> [Instructions to follow] Return the count of lines in the following records that include "description", and nothing more.

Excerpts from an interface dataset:
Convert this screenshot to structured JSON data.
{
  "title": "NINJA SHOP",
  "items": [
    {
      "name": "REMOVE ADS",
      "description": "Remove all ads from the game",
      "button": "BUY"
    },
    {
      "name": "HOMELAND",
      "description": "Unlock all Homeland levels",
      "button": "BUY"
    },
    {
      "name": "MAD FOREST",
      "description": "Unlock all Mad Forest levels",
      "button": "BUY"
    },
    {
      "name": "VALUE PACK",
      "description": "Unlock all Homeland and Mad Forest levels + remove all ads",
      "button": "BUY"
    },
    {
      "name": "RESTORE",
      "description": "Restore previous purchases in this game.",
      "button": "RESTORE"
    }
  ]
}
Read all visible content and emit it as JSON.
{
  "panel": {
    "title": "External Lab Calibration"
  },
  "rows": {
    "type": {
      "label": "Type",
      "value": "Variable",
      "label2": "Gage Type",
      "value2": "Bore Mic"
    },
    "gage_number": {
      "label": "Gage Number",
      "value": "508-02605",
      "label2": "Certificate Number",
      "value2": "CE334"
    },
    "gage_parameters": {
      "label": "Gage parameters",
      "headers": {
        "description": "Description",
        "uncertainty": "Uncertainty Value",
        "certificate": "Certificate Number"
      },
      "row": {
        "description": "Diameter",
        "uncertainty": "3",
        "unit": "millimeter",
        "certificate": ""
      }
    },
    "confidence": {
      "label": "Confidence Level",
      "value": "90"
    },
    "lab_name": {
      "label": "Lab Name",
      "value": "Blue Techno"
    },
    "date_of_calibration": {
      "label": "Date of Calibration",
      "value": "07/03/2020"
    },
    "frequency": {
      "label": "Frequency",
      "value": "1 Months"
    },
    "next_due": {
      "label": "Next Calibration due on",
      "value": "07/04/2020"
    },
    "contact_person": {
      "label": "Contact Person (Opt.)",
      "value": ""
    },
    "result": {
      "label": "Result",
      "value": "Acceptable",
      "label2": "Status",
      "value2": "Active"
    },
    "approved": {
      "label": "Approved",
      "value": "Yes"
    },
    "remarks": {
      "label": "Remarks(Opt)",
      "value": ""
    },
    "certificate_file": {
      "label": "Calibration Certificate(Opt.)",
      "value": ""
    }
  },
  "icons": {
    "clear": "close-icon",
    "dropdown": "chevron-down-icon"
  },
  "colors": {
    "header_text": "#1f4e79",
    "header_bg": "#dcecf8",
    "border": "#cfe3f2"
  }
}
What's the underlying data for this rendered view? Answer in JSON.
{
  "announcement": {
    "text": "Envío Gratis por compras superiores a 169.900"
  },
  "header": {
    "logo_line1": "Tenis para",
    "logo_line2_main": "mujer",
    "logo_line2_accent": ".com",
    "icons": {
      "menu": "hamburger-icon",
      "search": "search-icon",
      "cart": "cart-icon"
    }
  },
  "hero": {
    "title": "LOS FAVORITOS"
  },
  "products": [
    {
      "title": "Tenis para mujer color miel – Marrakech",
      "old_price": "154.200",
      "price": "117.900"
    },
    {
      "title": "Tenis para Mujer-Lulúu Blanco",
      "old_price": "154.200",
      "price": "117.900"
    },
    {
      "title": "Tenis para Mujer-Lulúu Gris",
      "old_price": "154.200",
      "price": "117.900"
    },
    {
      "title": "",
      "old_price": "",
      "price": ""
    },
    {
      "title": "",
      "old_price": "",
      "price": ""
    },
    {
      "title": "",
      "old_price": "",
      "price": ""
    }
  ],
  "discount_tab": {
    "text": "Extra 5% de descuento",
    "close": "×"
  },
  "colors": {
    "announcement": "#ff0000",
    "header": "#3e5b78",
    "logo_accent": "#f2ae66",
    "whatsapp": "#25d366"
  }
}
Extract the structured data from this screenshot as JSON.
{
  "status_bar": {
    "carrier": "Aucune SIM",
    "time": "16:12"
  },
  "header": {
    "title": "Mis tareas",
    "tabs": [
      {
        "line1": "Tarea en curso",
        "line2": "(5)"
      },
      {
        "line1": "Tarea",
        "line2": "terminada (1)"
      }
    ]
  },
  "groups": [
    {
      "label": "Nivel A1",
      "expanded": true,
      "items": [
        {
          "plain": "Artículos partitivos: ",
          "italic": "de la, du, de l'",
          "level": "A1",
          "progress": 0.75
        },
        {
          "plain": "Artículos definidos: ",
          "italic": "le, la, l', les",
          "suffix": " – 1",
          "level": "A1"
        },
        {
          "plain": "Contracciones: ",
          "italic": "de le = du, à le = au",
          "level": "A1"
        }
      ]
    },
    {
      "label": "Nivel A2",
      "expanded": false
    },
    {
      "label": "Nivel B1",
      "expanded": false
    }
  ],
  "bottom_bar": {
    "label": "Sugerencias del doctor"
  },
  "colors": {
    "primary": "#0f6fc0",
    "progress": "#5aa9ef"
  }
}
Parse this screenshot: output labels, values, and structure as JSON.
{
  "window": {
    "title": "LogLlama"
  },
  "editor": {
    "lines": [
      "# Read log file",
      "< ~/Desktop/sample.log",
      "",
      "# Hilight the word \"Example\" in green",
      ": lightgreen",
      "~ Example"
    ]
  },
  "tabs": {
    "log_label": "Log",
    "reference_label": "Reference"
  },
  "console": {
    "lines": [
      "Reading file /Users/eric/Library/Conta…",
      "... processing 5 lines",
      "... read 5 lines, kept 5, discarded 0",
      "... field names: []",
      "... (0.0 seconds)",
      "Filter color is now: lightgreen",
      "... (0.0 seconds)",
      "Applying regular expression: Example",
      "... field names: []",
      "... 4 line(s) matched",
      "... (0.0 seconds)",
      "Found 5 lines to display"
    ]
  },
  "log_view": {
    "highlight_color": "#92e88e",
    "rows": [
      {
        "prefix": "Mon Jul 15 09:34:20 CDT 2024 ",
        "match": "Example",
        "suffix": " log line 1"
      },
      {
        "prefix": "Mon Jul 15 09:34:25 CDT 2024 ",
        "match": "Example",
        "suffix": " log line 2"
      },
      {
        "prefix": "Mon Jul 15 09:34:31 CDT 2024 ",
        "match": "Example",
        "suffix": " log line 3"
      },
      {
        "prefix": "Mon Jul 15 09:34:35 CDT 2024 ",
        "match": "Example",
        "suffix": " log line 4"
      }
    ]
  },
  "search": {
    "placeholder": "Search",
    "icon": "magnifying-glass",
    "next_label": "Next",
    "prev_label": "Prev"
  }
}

> [Solution to the exercise] 7